Mind you, those decision makers aren't just hiring managers. They are individual contributors in those meetings too. So… maybe the "trust" message is that management should trust the non-management. And if there's some process so important that one bad apple could ruin it, like interviewing, then instead of throwing in manager approval you might toss some peers at the problem.
I've been lurking on some right-wing websites, hoping to get a view outside my bubble. I was especially curious about voter fraud. There are some specific things that keep coming up—maybe the fact that I don't know what those things are means I'm living in ignorant bliss? Well, so far, not so much. Case in point:

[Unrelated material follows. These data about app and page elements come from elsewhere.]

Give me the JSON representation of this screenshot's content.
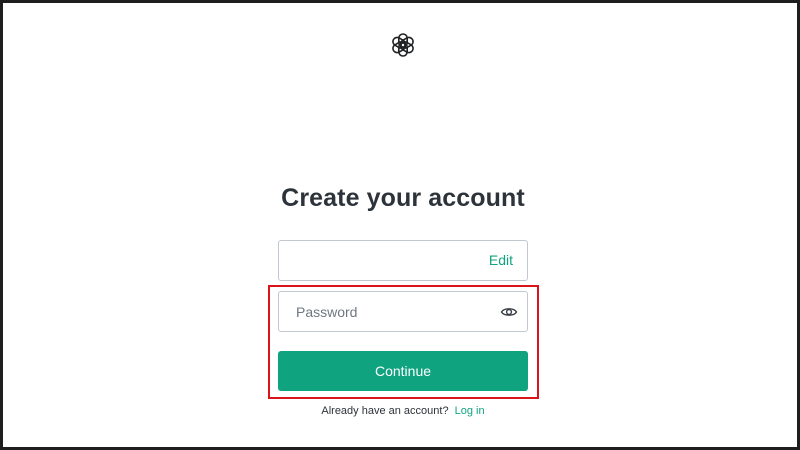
{
  "header": {
    "logo_icon": "openai-logo-icon"
  },
  "form": {
    "title": "Create your account",
    "email": {
      "value": "",
      "edit_label": "Edit"
    },
    "password": {
      "placeholder": "Password",
      "toggle_icon": "eye-icon"
    },
    "continue_label": "Continue"
  },
  "footer": {
    "prompt": "Already have an account?",
    "login_label": "Log in"
  },
  "colors": {
    "accent": "#10a37f",
    "highlight_box": "#d9141b",
    "text": "#2d333a",
    "input_border": "#c2c8d0"
  }
}
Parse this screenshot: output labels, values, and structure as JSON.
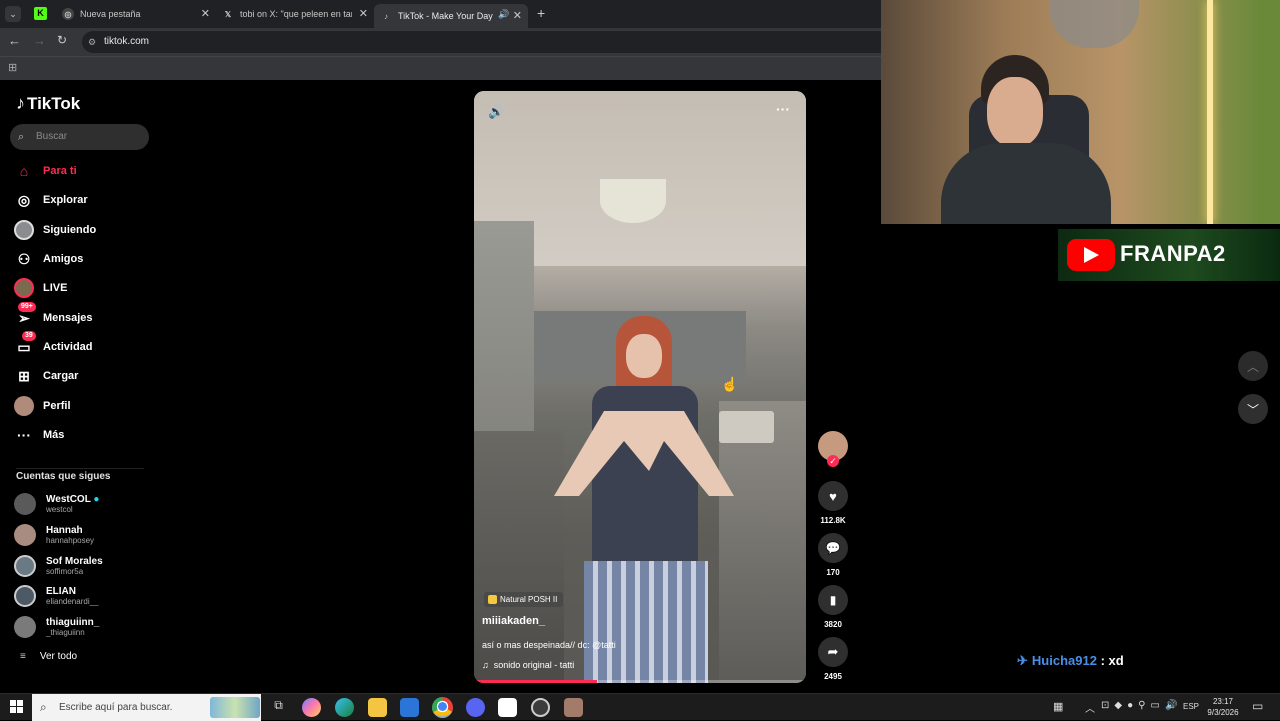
{
  "browser": {
    "tabs": [
      {
        "label": "Nueva pestaña",
        "active": false
      },
      {
        "label": "tobi on X: \"que peleen en tang",
        "active": false
      },
      {
        "label": "TikTok - Make Your Day",
        "active": true
      }
    ],
    "new_tab": "+",
    "url": "tiktok.com"
  },
  "sidebar": {
    "brand": "TikTok",
    "search_placeholder": "Buscar",
    "nav": [
      {
        "label": "Para ti",
        "icon": "home-icon",
        "active": true
      },
      {
        "label": "Explorar",
        "icon": "compass-icon"
      },
      {
        "label": "Siguiendo",
        "icon": "following-avatar"
      },
      {
        "label": "Amigos",
        "icon": "friends-icon"
      },
      {
        "label": "LIVE",
        "icon": "live-icon"
      },
      {
        "label": "Mensajes",
        "icon": "messages-icon",
        "badge": "99+"
      },
      {
        "label": "Actividad",
        "icon": "activity-icon",
        "badge": "39"
      },
      {
        "label": "Cargar",
        "icon": "upload-icon"
      },
      {
        "label": "Perfil",
        "icon": "profile-avatar"
      },
      {
        "label": "Más",
        "icon": "more-icon"
      }
    ],
    "following_title": "Cuentas que sigues",
    "accounts": [
      {
        "name": "WestCOL",
        "handle": "westcol",
        "verified": true
      },
      {
        "name": "Hannah",
        "handle": "hannahposey"
      },
      {
        "name": "Sof Morales",
        "handle": "soffimor5a"
      },
      {
        "name": "ELIAN",
        "handle": "eliandenardi__"
      },
      {
        "name": "thiaguiinn_",
        "handle": "_thiaguiinn"
      }
    ],
    "see_all": "Ver todo"
  },
  "video": {
    "ad_tag": "Natural POSH II",
    "author": "miiiakaden_",
    "caption": "así o mas despeinada// dc: @tatti",
    "sound": "sonido original - tatti",
    "progress": 0.37
  },
  "actions": {
    "likes": "112.8K",
    "comments": "170",
    "saves": "3820",
    "shares": "2495"
  },
  "stream": {
    "channel": "FRANPA2",
    "chat_user": "Huicha912",
    "chat_sep": ":",
    "chat_message": "xd"
  },
  "taskbar": {
    "search_placeholder": "Escribe aquí para buscar.",
    "lang": "ESP",
    "time": "23:17",
    "date": "9/3/2026"
  },
  "colors": {
    "tiktok_accent": "#fe2c55",
    "chat_user": "#4a8fe7",
    "youtube_red": "#ff0000"
  }
}
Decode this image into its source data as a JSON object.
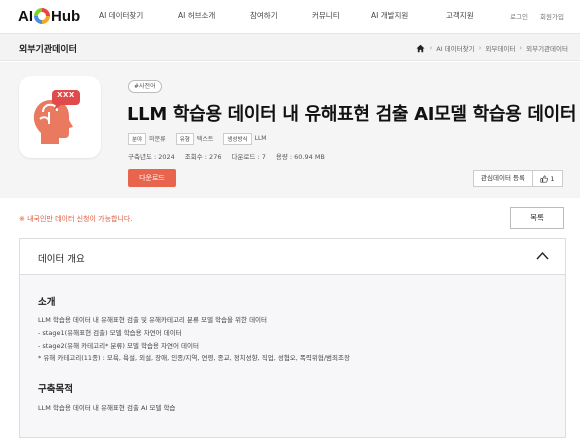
{
  "header": {
    "logo_prefix": "AI",
    "logo_suffix": "Hub",
    "nav": [
      "AI 데이터찾기",
      "AI 허브소개",
      "참여하기",
      "커뮤니티",
      "AI 개발지원",
      "고객지원"
    ],
    "util": [
      "로그인",
      "회원가입"
    ]
  },
  "subbar": {
    "title": "외부기관데이터",
    "breadcrumb": [
      "AI 데이터찾기",
      "외부데이터",
      "외부기관데이터"
    ]
  },
  "dataset": {
    "chip": "#사전어",
    "title": "LLM 학습용 데이터 내 유해표현 검출 AI모델 학습용 데이터",
    "meta": [
      {
        "key": "분야",
        "value": "미분류"
      },
      {
        "key": "유형",
        "value": "텍스트"
      },
      {
        "key": "생성방식",
        "value": "LLM"
      }
    ],
    "stats": [
      "구축년도 : 2024",
      "조회수 : 276",
      "다운로드 : 7",
      "용량 : 60.94 MB"
    ],
    "download_label": "다운로드",
    "interest_label": "관심데이터 등록",
    "like_count": "1",
    "thumb_badge": "XXX"
  },
  "notice": "※ 내국인만 데이터 신청이 가능합니다.",
  "list_label": "목록",
  "overview": {
    "heading": "데이터 개요",
    "intro_title": "소개",
    "intro_lines": [
      "LLM 학습용 데이터 내 유해표현 검출 및 유해카테고리 분류 모델 학습을 위한 데이터",
      " - stage1(유해표현 검출) 모델 학습용 자연어 데이터",
      " - stage2(유해 카테고리* 분류) 모델 학습용 자연어 데이터",
      "   * 유해 카테고리(11종) : 모욕, 욕설, 외설, 장애, 인종/지역, 연령, 종교, 정치성향, 직업, 성혐오, 폭력위협/범죄조장"
    ],
    "purpose_title": "구축목적",
    "purpose_text": "LLM 학습용 데이터 내 유해표현 검출 AI 모델 학습"
  },
  "colors": {
    "accent": "#e9644d",
    "notice": "#e05a3d",
    "thumb_icon": "#e04a4a"
  }
}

I thought I'd been led to evidence of voter fraud by the case of Scott Foval. In a hidden-camera video, he revealed that he was a dirty-tricks man for the Democrats. He talked about disrupting events and voter fraud. But the video was pretty awful propaganda—giving little snippets with no context. The video was so bad that I didn't actually watch much. And the investigators who made the video didn't release their full footage—just the little snippets that suited their message. Instead of watching that drek, I just read other folks writing about the video.
At first I thought the video really revealed voter fraud! That sounded like an interesting thing to learn more about. Most methods of voter fraud you hear about seem dumb: lots of risk for a pretty-small change to the vote count. A practical method would be interesting. But when I kept digging, I didn't learn methods. Instead, I learned that the video showed Foval's speculation about how he might try to rig the vote if he were stupid enough to try it.
I'm not surprised that there's an echo chamber that passes this video around, claiming it shows evidence of voter fraud. It's pretty hard to figure out exactly what the video is presenting evidence of. If you skim an article about the story, it's pretty easy to skim over "could have rigged" and read it as "rigged". If you go in assuming it's about vote rigging, it's easy to keep thinking that. You're not so likely to bump into a fact-check unless you look for one. It's not like the Democrats want to push a counter-message about this video: that video caught them doing awful stuff, just not voter fraud.
Politics: where there are two sides to every story and the truth is worse than either of them.
Scrubbed my to-read list of books I realistically won't get around to reading. Is that the opposite of a New Year's Resolution?
It's a book about advanced battery research in the USA. I learned that this field is favored by "charismatic thieves, swindlers, who are tricking people." Not all such researchers are charlatans; some are merely dupes wondering why they're having trouble making progress on their research (building upon what turns out to be false experiments by charlatans, whoops).
At one point, the book points out that Elon Musk, the Tesla car guy, "thumbed his nose" at cutting-edge battery researchers by choosing some tried-and-true battery technology. But after reading about what passes for business-as-usual shenanigans in this field, I'm thinking maybe he wasn't "thumbing his nose" so much as carefully backing away from a horde of confidence tricksters. Well… maybe only 25% confidence tricksters, but who knows which 25%?
I hoped to learn some History of Science, and was pleased. Fans of the True Crime genre might be surprised how much they find to enjoy in this book as well.